===== Information provided

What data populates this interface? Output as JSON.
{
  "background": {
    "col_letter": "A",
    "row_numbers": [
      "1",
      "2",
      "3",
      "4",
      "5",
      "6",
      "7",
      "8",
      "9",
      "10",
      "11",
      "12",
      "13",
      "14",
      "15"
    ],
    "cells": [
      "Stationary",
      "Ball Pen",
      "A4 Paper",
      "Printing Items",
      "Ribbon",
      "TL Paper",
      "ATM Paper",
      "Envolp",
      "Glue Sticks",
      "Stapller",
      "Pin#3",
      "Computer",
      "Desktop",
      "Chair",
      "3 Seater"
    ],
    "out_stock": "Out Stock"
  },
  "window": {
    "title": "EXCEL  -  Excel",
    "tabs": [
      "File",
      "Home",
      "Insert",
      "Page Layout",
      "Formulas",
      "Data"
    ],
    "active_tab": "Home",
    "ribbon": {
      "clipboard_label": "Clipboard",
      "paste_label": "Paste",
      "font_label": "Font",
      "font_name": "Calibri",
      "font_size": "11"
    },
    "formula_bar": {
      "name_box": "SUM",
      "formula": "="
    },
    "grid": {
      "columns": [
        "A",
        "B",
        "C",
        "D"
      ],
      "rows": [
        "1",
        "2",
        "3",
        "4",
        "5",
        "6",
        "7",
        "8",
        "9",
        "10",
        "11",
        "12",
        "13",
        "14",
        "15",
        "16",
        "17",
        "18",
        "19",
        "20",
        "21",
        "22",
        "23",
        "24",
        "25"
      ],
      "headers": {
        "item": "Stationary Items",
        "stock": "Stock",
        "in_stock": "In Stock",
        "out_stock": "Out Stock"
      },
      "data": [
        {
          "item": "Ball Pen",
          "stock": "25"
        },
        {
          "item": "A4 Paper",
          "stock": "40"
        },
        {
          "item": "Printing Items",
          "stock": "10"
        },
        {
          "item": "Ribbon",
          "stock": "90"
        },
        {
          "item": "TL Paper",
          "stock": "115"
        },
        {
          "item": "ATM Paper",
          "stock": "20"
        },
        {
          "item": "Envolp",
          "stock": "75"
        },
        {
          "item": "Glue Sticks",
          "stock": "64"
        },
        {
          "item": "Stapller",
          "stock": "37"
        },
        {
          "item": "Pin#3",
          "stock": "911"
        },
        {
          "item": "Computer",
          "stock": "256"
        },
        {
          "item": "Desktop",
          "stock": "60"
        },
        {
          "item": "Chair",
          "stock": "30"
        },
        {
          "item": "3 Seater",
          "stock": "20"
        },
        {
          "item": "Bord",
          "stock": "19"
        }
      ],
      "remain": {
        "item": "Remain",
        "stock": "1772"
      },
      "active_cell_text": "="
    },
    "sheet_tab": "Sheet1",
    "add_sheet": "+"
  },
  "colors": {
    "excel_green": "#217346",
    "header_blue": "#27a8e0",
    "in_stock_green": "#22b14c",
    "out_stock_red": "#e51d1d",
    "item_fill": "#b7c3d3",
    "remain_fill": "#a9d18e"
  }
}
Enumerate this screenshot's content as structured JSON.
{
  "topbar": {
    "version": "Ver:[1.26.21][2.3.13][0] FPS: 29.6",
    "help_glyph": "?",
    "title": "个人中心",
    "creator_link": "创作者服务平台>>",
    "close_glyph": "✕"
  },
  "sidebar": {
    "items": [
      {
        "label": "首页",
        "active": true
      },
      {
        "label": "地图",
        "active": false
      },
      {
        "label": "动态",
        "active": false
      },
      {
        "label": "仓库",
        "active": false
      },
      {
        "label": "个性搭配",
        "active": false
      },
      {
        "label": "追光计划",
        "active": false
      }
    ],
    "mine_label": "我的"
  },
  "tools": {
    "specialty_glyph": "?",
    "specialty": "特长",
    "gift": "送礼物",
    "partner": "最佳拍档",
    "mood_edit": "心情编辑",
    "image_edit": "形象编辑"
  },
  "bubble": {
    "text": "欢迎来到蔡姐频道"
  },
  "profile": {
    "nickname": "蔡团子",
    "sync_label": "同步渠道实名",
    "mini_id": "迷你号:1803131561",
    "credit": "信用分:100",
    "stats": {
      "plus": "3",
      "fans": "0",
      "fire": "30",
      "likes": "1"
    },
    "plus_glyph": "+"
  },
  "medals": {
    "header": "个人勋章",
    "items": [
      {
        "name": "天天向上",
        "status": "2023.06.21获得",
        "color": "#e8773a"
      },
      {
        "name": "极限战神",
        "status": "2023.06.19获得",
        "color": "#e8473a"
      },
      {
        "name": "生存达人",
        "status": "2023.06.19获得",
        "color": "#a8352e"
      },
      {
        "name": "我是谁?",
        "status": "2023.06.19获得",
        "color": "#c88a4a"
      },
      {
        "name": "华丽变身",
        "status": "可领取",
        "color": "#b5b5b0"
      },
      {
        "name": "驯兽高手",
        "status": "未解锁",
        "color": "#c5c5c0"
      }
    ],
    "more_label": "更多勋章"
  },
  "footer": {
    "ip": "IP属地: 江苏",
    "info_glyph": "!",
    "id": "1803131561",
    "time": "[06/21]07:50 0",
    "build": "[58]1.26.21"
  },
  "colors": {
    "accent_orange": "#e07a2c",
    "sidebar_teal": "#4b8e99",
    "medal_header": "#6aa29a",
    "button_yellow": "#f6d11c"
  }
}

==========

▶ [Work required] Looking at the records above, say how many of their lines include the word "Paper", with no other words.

▶ [Answer to this task] 6